There are so many other functions on this brilliant Band – built-in GPS, UV monitor, weather display, and partnerships with MyFitnessPal and Nuffield Health. I don’t think I’ll ever use the sleep tracking – maybe a slight hangover from Fitbit Flex but also because the band just isn’t that comfortable. It’s functional but that’s what we want from these things in the first instance isn’t it and I’m sure the design will improve with time. Unfortunately I can’t use the Cortana functions as I don’t use a Microsoft phone but there is plenty there for me to have fun with – not least the Starbucks payment link-up, which is perfect for my weekend runs in the park.

Nice work Microsoft – the ideal fitness buddy!
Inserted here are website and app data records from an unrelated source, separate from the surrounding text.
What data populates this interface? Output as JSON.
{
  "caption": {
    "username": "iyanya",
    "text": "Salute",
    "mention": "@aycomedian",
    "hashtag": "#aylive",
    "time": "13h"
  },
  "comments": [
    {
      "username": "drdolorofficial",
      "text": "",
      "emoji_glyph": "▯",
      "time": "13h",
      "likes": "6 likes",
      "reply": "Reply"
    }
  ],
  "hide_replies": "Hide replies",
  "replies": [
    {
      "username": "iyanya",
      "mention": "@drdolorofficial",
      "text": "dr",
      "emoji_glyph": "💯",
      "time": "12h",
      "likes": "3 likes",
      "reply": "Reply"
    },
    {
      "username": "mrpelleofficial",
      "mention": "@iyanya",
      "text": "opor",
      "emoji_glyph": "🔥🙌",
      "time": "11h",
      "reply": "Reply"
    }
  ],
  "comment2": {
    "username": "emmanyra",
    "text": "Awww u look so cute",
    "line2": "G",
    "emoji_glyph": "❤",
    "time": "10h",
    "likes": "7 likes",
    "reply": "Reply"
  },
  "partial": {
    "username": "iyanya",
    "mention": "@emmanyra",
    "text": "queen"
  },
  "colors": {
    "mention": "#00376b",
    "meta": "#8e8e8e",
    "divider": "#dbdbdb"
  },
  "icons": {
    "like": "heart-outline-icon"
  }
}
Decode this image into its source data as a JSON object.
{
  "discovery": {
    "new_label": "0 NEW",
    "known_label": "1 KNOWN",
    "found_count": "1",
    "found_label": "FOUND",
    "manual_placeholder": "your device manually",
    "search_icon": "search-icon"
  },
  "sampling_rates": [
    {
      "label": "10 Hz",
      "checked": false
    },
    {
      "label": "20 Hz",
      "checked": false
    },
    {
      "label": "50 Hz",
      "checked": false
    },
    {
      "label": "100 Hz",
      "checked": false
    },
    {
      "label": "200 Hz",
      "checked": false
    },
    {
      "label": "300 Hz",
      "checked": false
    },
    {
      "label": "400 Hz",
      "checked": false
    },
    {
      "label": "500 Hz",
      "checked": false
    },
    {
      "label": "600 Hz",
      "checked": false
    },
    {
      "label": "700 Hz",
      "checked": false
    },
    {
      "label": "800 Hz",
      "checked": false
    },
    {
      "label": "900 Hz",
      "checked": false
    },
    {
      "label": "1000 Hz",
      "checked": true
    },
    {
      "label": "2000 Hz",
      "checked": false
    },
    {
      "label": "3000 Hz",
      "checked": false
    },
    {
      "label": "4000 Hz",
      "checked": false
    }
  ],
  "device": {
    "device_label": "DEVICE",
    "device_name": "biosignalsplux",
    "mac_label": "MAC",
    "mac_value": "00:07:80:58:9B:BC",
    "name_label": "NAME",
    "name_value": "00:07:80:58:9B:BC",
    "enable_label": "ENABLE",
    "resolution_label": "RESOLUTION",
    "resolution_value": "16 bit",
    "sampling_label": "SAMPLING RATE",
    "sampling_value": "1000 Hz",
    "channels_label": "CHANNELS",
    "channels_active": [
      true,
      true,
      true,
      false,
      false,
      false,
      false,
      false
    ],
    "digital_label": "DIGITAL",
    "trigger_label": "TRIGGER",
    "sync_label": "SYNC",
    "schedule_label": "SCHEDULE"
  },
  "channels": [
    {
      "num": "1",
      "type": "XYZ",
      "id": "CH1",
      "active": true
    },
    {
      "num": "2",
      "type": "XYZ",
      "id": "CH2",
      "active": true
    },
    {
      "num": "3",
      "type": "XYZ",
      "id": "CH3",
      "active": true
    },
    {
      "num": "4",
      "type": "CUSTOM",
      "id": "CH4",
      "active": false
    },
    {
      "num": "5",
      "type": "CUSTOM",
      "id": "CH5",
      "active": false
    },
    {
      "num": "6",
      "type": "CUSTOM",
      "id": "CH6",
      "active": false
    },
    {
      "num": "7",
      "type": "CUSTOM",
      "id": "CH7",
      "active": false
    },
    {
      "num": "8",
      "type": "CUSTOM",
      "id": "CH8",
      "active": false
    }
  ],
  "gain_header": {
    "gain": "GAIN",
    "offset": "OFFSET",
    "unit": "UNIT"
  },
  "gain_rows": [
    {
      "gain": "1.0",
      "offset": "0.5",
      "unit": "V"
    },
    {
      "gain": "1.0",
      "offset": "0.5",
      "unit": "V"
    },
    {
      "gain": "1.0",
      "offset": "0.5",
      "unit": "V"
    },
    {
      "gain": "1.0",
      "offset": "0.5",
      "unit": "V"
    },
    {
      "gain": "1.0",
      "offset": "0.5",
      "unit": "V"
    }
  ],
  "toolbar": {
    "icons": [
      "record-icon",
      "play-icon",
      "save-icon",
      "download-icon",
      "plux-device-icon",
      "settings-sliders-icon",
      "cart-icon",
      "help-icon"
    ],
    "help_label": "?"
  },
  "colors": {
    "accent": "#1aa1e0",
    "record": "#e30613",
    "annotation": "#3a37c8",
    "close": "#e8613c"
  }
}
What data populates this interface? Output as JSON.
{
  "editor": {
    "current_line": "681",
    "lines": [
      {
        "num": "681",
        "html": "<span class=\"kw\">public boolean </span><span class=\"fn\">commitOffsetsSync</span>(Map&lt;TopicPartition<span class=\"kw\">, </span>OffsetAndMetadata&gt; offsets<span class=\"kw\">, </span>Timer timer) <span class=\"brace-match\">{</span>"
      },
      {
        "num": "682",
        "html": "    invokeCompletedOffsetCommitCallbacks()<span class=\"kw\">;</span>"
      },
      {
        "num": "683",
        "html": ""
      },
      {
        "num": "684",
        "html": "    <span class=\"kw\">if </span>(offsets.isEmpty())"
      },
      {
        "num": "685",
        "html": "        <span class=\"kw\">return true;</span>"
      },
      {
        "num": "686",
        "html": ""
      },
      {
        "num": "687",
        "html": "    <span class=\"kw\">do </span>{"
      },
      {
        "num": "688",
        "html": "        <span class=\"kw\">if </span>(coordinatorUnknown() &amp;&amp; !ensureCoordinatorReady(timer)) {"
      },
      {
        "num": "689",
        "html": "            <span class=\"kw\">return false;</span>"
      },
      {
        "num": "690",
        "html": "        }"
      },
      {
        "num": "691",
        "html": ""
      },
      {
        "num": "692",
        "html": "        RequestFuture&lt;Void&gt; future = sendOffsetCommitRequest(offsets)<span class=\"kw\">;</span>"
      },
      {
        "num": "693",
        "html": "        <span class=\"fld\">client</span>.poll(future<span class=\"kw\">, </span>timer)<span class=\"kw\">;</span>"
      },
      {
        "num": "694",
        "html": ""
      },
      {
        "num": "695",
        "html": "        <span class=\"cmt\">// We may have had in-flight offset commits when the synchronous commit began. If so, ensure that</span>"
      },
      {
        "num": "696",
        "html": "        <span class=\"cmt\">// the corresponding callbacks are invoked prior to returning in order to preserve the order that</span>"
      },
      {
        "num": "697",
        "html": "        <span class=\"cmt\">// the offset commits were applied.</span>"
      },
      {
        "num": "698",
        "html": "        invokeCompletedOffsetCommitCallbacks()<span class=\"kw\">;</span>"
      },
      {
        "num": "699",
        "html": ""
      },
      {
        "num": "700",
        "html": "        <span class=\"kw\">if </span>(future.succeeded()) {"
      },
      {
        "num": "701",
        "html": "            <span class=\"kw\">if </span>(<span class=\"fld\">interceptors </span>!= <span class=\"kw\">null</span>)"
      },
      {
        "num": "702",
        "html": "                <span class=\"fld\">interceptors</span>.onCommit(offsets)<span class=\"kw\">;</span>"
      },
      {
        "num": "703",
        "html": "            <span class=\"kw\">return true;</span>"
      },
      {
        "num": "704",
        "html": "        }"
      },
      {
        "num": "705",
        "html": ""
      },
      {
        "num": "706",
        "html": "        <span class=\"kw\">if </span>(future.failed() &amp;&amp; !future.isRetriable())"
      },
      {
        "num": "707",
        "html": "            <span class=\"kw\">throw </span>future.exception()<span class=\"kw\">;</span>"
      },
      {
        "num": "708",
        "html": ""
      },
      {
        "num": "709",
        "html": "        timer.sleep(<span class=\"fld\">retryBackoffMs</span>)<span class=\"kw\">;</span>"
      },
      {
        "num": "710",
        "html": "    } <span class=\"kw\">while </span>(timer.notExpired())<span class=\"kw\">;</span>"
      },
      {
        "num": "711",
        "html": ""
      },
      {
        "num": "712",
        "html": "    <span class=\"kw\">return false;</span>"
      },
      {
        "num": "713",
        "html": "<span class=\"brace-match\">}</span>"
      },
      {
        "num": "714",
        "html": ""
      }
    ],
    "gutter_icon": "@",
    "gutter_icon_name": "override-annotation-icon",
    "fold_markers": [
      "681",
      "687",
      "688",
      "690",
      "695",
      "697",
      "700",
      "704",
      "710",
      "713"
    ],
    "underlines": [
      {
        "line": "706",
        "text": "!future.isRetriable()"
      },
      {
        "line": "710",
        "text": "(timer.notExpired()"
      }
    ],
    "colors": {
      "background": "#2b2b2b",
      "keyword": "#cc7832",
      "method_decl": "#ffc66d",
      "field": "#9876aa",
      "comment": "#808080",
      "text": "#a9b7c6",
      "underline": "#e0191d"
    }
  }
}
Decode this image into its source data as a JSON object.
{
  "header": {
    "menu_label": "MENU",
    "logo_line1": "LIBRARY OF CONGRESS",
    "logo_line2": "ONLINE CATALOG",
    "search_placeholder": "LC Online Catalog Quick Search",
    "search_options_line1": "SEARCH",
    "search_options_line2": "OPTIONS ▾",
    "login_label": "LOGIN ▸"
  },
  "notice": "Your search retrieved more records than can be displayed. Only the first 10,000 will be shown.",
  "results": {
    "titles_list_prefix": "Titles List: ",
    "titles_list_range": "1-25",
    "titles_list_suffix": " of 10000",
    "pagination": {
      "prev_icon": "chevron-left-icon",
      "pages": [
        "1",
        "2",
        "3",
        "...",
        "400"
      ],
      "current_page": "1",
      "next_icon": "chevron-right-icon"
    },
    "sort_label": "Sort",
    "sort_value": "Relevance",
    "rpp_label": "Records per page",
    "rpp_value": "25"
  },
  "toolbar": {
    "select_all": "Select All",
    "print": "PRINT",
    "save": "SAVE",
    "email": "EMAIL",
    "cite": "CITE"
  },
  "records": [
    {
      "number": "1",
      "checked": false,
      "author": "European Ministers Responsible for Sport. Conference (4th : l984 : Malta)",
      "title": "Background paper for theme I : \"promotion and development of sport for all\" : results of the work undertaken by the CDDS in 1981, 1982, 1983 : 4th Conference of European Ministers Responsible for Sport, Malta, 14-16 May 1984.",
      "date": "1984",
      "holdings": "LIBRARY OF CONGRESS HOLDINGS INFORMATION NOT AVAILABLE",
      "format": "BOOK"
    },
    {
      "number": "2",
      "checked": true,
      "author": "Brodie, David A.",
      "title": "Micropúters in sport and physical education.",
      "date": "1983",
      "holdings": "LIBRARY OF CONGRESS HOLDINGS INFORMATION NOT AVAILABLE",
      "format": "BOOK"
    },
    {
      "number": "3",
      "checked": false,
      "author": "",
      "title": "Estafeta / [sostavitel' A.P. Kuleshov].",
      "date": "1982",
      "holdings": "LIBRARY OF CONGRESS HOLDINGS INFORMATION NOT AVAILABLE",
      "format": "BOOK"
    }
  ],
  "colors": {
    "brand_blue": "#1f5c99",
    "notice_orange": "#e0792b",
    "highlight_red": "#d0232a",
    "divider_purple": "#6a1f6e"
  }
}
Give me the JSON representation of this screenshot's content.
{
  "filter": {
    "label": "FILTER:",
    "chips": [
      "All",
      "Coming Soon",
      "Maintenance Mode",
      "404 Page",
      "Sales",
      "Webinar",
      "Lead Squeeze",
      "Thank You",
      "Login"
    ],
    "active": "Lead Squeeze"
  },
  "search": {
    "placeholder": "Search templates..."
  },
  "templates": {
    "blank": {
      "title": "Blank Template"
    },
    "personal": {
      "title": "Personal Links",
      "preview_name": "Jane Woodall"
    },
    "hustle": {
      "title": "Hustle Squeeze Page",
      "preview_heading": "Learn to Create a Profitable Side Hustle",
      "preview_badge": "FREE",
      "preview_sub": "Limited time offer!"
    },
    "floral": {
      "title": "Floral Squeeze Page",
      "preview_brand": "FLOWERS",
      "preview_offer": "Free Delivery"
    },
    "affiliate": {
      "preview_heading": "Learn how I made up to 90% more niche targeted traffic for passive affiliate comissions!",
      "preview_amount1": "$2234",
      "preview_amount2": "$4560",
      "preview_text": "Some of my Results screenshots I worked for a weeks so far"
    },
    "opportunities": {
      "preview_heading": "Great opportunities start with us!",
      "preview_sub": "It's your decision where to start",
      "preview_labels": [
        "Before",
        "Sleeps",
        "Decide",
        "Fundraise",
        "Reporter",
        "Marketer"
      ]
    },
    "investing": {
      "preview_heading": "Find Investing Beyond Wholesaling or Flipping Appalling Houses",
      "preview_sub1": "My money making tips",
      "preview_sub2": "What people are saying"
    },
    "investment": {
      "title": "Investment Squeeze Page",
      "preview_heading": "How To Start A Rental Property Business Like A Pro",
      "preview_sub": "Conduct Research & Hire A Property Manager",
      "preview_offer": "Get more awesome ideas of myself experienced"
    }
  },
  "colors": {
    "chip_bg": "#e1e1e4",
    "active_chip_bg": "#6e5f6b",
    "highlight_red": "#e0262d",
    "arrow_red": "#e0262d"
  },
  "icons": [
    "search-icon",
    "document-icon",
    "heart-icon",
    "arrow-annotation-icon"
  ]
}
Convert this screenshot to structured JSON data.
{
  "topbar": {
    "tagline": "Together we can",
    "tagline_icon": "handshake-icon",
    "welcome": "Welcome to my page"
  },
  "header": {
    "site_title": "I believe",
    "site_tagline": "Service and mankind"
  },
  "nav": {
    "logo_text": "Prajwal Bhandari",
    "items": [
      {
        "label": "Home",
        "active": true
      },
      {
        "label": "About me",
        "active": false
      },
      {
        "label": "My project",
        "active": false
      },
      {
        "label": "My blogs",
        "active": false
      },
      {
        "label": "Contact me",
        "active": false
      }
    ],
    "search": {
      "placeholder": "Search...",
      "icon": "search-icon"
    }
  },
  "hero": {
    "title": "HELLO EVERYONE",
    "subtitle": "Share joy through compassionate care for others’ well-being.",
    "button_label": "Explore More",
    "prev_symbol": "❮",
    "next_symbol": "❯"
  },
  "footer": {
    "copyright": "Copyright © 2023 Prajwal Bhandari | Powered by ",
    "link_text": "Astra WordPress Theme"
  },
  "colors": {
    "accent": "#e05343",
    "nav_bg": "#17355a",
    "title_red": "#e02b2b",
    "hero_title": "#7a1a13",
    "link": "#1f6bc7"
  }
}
All I’m waiting for now is a handy place to put my house keys…

microsoft band 2Verdict – 4/5 overall

  • 4/5 – price
  • 4/5 – functionality
  • 4/5 – added value when exercising
  • 2/5 – added value when not exercising
  • 3/5 – on-boarding after purchase
  • 3/5 – ease of use while exercising
  • 2/5 – comfort when not exercising

Product overview

  • Daily physical activity and sleep tracking
  • 24-hour heart rate tracking
  • Built-in GPS
  • Guided workouts
  • Preview of incoming calls, texts, social media updates, emails and calendar entries
  • Take notes and set reminders with Cortana

Tech spec

  • Band: width: 0.75″, thickness: 0.34″ (19mm x 8.7mm), weight: 60 g
  • Display AA size: 0.43″ x 1.30″ (11mm x 33mm), touch-enabled TFT full-colour display
  • 64MB internal storage
  • ARM Cortex M4 MCU processor
  • Optical heart rate sensor
  • 3-axis accelerometer
  • Gyrometer
  • GPS
  • Ambient light sensor
  • Skin temperature sensor
  • UV sensor
  • Capacitive sensor
  • Galvanic skin response
  • Microphone
  • Bluetooth 4.0 (Low Energy)
  • 2 physical buttons
  • Windows Phone 8.1 with Bluetooth, iOS 7.1 and 8, Android 4.3-4.4 devices with Bluetooth
  • 48 hours of normal use (Functionality like GPS will impact battery performance)
  • Water resistance: Sweat- and splash-resistant
  • Operating temperature ranges: 14° to 104°F (-10° to 40°C)
  • Non-operating temperature ranges: -40° to 140°F (-40° to 60°C)
  • Maximum operating altitude: 7.45 miles (+12000 meters)
  • Download the free Microsoft Health app from the Windows Store, Play Store, and App Store
  • 1-year limited warranty


The Microsoft Band retails at £169.99.